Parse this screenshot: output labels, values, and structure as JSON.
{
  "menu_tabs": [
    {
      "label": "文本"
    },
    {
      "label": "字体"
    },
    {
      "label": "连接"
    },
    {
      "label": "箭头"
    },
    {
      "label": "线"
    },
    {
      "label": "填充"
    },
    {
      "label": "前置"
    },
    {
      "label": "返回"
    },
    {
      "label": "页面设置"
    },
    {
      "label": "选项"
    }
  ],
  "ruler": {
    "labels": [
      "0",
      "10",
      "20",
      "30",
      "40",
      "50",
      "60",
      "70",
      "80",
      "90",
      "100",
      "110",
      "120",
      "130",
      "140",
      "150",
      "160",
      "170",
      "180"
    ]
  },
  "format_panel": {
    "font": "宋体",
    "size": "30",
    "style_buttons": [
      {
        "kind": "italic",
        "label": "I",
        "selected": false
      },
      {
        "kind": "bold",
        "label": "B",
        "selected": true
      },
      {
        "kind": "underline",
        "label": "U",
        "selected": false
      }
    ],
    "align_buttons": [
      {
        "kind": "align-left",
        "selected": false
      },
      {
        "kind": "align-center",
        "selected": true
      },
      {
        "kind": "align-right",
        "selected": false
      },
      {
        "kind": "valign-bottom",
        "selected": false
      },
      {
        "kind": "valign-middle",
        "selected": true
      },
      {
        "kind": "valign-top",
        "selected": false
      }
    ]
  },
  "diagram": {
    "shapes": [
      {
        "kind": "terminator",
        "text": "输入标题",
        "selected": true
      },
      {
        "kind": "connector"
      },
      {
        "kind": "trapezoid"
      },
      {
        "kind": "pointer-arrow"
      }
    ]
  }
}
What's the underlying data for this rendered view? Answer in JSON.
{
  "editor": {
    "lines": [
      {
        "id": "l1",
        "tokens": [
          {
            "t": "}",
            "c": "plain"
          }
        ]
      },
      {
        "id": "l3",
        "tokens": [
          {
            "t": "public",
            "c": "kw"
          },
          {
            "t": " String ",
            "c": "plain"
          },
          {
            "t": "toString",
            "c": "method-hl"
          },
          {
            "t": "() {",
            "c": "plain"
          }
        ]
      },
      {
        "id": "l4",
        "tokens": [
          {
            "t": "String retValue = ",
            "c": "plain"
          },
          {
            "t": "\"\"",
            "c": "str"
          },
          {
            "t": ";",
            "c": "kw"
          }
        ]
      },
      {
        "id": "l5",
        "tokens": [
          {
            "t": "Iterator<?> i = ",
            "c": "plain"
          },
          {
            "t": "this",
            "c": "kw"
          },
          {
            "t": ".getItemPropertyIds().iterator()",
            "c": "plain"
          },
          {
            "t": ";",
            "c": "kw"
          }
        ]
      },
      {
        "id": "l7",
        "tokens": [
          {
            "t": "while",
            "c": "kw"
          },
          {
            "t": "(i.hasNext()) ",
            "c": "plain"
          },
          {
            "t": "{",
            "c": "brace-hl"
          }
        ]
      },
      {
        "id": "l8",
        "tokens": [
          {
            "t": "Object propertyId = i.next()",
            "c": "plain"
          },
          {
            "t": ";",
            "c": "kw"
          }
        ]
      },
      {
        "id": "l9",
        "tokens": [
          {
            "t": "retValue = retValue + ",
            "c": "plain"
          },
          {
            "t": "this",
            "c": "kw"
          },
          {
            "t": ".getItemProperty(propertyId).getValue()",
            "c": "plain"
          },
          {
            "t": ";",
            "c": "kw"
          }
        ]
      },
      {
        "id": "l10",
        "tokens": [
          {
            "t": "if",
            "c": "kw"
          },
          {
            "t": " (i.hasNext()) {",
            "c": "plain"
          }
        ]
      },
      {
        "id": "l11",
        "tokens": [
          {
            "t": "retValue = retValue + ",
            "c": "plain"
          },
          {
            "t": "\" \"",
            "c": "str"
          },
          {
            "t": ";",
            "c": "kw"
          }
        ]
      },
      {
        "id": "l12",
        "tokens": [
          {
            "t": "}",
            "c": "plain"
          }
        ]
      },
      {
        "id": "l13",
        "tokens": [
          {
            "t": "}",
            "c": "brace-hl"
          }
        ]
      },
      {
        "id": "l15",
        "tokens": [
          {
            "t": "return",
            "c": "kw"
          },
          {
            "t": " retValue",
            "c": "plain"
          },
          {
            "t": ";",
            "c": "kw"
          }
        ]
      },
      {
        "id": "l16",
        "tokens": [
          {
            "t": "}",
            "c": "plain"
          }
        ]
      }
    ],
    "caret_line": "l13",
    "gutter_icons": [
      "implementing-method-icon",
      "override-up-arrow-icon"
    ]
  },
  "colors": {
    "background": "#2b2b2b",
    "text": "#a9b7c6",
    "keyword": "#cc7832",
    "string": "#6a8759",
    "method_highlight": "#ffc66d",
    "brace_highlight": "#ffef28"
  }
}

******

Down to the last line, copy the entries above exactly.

Parse this screenshot: output labels, values, and structure as JSON.
{
  "menu_tabs": [
    {
      "label": "文本"
    },
    {
      "label": "字体"
    },
    {
      "label": "连接"
    },
    {
      "label": "箭头"
    },
    {
      "label": "线"
    },
    {
      "label": "填充"
    },
    {
      "label": "前置"
    },
    {
      "label": "返回"
    },
    {
      "label": "页面设置"
    },
    {
      "label": "选项"
    }
  ],
  "ruler": {
    "labels": [
      "0",
      "10",
      "20",
      "30",
      "40",
      "50",
      "60",
      "70",
      "80",
      "90",
      "100",
      "110",
      "120",
      "130",
      "140",
      "150",
      "160",
      "170",
      "180"
    ]
  },
  "format_panel": {
    "font": "宋体",
    "size": "30",
    "style_buttons": [
      {
        "kind": "italic",
        "label": "I",
        "selected": false
      },
      {
        "kind": "bold",
        "label": "B",
        "selected": true
      },
      {
        "kind": "underline",
        "label": "U",
        "selected": false
      }
    ],
    "align_buttons": [
      {
        "kind": "align-left",
        "selected": false
      },
      {
        "kind": "align-center",
        "selected": true
      },
      {
        "kind": "align-right",
        "selected": false
      },
      {
        "kind": "valign-bottom",
        "selected": false
      },
      {
        "kind": "valign-middle",
        "selected": true
      },
      {
        "kind": "valign-top",
        "selected": false
      }
    ]
  },
  "diagram": {
    "shapes": [
      {
        "kind": "terminator",
        "text": "输入标题",
        "selected": true
      },
      {
        "kind": "connector"
      },
      {
        "kind": "trapezoid"
      },
      {
        "kind": "pointer-arrow"
      }
    ]
  }
}
What's the underlying data for this rendered view? Answer in JSON.
{
  "editor": {
    "lines": [
      {
        "id": "l1",
        "tokens": [
          {
            "t": "}",
            "c": "plain"
          }
        ]
      },
      {
        "id": "l3",
        "tokens": [
          {
            "t": "public",
            "c": "kw"
          },
          {
            "t": " String ",
            "c": "plain"
          },
          {
            "t": "toString",
            "c": "method-hl"
          },
          {
            "t": "() {",
            "c": "plain"
          }
        ]
      },
      {
        "id": "l4",
        "tokens": [
          {
            "t": "String retValue = ",
            "c": "plain"
          },
          {
            "t": "\"\"",
            "c": "str"
          },
          {
            "t": ";",
            "c": "kw"
          }
        ]
      },
      {
        "id": "l5",
        "tokens": [
          {
            "t": "Iterator<?> i = ",
            "c": "plain"
          },
          {
            "t": "this",
            "c": "kw"
          },
          {
            "t": ".getItemPropertyIds().iterator()",
            "c": "plain"
          },
          {
            "t": ";",
            "c": "kw"
          }
        ]
      },
      {
        "id": "l7",
        "tokens": [
          {
            "t": "while",
            "c": "kw"
          },
          {
            "t": "(i.hasNext()) ",
            "c": "plain"
          },
          {
            "t": "{",
            "c": "brace-hl"
          }
        ]
      },
      {
        "id": "l8",
        "tokens": [
          {
            "t": "Object propertyId = i.next()",
            "c": "plain"
          },
          {
            "t": ";",
            "c": "kw"
          }
        ]
      },
      {
        "id": "l9",
        "tokens": [
          {
            "t": "retValue = retValue + ",
            "c": "plain"
          },
          {
            "t": "this",
            "c": "kw"
          },
          {
            "t": ".getItemProperty(propertyId).getValue()",
            "c": "plain"
          },
          {
            "t": ";",
            "c": "kw"
          }
        ]
      },
      {
        "id": "l10",
        "tokens": [
          {
            "t": "if",
            "c": "kw"
          },
          {
            "t": " (i.hasNext()) {",
            "c": "plain"
          }
        ]
      },
      {
        "id": "l11",
        "tokens": [
          {
            "t": "retValue = retValue + ",
            "c": "plain"
          },
          {
            "t": "\" \"",
            "c": "str"
          },
          {
            "t": ";",
            "c": "kw"
          }
        ]
      },
      {
        "id": "l12",
        "tokens": [
          {
            "t": "}",
            "c": "plain"
          }
        ]
      },
      {
        "id": "l13",
        "tokens": [
          {
            "t": "}",
            "c": "brace-hl"
          }
        ]
      },
      {
        "id": "l15",
        "tokens": [
          {
            "t": "return",
            "c": "kw"
          },
          {
            "t": " retValue",
            "c": "plain"
          },
          {
            "t": ";",
            "c": "kw"
          }
        ]
      },
      {
        "id": "l16",
        "tokens": [
          {
            "t": "}",
            "c": "plain"
          }
        ]
      }
    ],
    "caret_line": "l13",
    "gutter_icons": [
      "implementing-method-icon",
      "override-up-arrow-icon"
    ]
  },
  "colors": {
    "background": "#2b2b2b",
    "text": "#a9b7c6",
    "keyword": "#cc7832",
    "string": "#6a8759",
    "method_highlight": "#ffc66d",
    "brace_highlight": "#ffef28"
  }
}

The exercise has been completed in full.